Count the petals! Our pretty flowers with from 4 petals to 20 petals challenge the kids to count. Use this set as double-sided flashcards by folding, or cut them all apart for some matching activities. Start with just a few cards with lower numbers and then work up.
Ordering Numbers to 10
As well as being able to compare numbers, it is important that children can put numbers into order and recognise that one number (or number symbol) might be greater than or less than another. This builds on the previous sections but with a slightly different emphasis: on the number rather than the object. By the end of this section, children should be able to arrange numbes from the greatest to the smallest, and from the smallest to the greatest.
Ordering Numbers Practice
- More than, less than vocabulary. Introduce two numbers and ask children which is more than the other, and which is less than the other. Use Number Cards and other aids. You can reference a number line or one of our numbered Ten Towers for help when starting out.
- Greatest and smallest challenge. Try to use the word "greatest" rather than "biggest" so that children aren't confused by size rather than number. Give the children three Number Cards and ask them to arrange them starting with the smallest, then starting with the greatest. Again, reference a number line or numbered Ten Tower to start.
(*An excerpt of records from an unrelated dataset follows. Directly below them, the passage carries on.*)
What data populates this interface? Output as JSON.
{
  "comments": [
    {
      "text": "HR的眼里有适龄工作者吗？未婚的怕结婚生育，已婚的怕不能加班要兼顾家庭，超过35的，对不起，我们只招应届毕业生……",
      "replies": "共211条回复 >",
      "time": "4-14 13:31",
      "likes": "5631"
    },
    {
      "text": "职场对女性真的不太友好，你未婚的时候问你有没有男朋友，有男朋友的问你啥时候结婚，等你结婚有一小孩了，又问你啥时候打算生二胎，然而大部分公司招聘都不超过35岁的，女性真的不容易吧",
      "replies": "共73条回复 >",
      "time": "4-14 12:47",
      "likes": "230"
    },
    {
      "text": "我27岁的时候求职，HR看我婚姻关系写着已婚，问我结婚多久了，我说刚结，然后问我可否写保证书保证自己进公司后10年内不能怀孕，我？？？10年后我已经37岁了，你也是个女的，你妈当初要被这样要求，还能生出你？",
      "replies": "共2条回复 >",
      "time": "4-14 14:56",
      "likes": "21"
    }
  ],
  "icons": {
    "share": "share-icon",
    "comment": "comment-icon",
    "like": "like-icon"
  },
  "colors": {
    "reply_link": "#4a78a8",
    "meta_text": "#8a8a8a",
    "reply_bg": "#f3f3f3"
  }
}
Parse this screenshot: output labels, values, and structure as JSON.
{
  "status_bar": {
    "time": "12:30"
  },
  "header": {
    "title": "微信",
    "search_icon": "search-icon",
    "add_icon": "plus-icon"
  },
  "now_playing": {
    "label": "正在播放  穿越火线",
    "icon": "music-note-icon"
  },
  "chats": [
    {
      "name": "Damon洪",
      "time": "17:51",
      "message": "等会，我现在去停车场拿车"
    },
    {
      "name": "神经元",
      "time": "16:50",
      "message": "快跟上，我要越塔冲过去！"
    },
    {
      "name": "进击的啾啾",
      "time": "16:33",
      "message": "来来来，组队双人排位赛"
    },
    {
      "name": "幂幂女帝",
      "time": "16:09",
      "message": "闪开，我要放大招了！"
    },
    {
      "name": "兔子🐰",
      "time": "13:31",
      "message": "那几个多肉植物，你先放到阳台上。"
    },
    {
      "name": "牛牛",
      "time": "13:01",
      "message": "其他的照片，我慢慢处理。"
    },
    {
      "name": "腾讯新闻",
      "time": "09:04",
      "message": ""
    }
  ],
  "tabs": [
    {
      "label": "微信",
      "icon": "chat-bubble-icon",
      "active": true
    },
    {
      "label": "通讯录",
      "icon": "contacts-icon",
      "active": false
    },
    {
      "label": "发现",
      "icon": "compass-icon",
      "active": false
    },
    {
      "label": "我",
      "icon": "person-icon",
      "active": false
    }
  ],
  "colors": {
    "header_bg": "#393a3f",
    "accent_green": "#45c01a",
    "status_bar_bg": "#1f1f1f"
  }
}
Build up until they are ordering cards from 1 to 10 (or 0 to 10) and from 10 to 1 (or 10 to 0) easily.
- Magnetic numbers. Leave out 3 or 4 numbers on the fridge or whiteboard and ask children to arrange them in order - greatest or smallest first.
- Build towers. For those who need extra help, provide a number of snap cubes or Duplo / Lego bricks and suggest that they build a tower to match each number. Arrange the towers in height order first, then the number cards.
- Get physical. If you have a group of children, give them each a number card and ask them to hold it against their chest so that it can't be seen. Shout "go" and let the kids turn their cards over and try to arrange themselves in order starting with the smallest or starting with the greatest. Play this first with groups of 3 children then build up. Make it more fun by asking the child with the greatest number to call out "I'm the greatest!" while reaching up as tall as possible, and the smallest child to call out "I'm the smallest" while making themself as small as possible!
- Snap Challenge. At random times of day call out "Snap Challenge: 4, 9, 6 - arrange with the greatest first!" This really is quite a challenge for this age group, as they will have to remember and manipulate 3 numbers in their head. Encourage them to Snap Challenge you too.
- Paper Challenge. This is fun as you can do this anytime you have a spare moment. Simply write down 2, 3, 4 or more numbers on a scrap of paper and ask your child to rearrange them and circle the smallest and greatest. We have similar worksheets in our Resources section below.
- Worksheets. You find our collection below.
More Ordering Numbers Resources
This is a ten page file with ten different colours of large counting cubes - perfect for when you need something for cutting and sticking into maths notebooks. They might also be useful when you want to do a "hands-on" activity but don't have any maths manipulatives to hand.
This set of printable counting cubes includes 10 of each colour, including a "top" cube. We've spaced them so that you can cut them out as quickly as possible.
When you need a manipulative but don't have any to hand, these "paper" versions might be useful - and they are also great for cutting and pasting onto home-made posters and displays.
This 2-page printable contains 10 ready-stacked towers of our counting cubes for you to cut out and use with other same-size printables in the collection, in 10 different colours.
This set of 4 worksheets starts off very simple, asking children to pick the greater of 2 numbers and do some simple ordering. We then build up...